[Stored items]
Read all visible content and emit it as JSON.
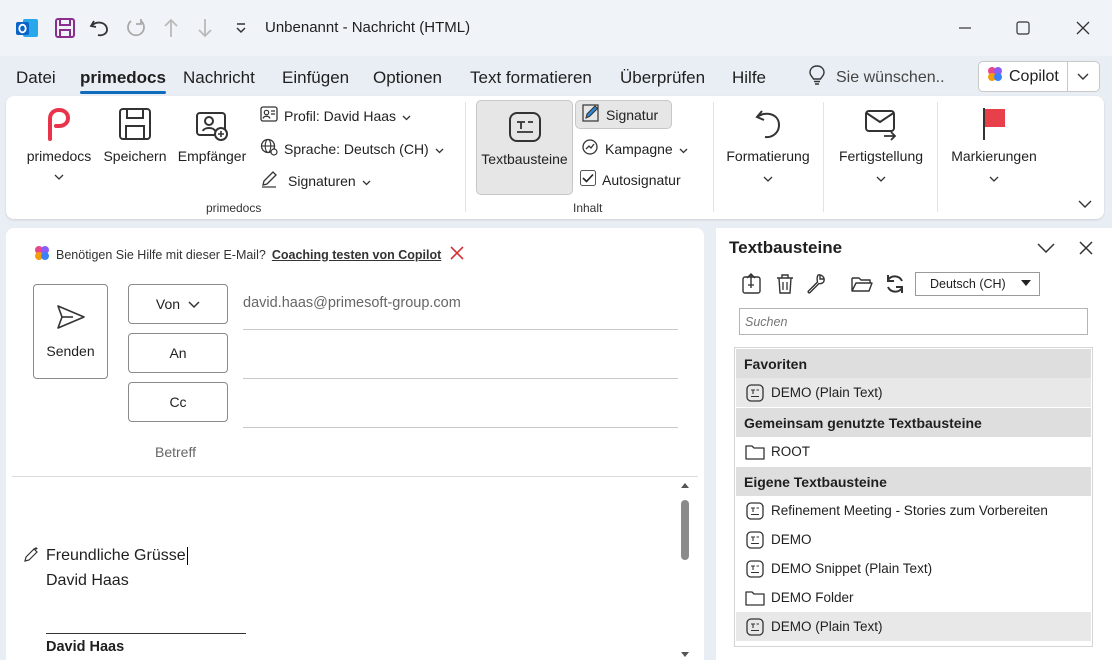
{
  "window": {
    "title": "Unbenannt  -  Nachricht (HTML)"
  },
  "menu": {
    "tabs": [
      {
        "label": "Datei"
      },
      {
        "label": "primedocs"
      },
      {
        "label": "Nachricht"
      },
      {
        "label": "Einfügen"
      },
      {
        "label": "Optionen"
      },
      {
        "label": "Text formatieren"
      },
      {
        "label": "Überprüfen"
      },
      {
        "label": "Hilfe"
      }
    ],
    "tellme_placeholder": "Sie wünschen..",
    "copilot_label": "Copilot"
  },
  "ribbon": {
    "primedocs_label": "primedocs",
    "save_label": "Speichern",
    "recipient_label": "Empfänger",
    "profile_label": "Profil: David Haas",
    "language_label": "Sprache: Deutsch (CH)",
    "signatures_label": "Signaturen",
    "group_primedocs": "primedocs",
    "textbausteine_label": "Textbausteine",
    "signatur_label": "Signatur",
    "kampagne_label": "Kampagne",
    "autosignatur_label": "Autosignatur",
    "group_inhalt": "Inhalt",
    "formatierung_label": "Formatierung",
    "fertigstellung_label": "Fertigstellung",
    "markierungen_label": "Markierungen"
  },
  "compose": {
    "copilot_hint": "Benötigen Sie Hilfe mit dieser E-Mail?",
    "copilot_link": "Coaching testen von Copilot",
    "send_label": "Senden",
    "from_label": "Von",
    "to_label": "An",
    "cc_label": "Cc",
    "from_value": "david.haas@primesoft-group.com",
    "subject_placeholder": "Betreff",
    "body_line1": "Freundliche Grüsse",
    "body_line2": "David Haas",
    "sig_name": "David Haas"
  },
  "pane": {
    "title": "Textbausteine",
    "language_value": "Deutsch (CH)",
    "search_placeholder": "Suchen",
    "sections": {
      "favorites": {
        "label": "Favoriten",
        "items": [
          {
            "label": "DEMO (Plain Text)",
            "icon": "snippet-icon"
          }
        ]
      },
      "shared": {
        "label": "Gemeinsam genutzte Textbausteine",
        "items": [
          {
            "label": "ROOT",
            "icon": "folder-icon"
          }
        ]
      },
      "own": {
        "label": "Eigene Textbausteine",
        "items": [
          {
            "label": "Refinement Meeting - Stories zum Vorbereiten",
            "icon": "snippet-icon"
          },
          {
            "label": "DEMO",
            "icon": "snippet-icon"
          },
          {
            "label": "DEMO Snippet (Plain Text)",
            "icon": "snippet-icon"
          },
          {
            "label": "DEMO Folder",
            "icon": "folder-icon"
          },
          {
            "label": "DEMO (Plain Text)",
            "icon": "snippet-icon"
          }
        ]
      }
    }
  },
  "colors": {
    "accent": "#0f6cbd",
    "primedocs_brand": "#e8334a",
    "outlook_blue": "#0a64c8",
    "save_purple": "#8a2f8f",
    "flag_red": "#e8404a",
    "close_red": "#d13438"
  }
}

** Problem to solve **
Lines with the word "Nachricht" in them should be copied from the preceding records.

** Response for this exercise **
    "title": "Unbenannt  -  Nachricht (HTML)"
        "label": "Nachricht"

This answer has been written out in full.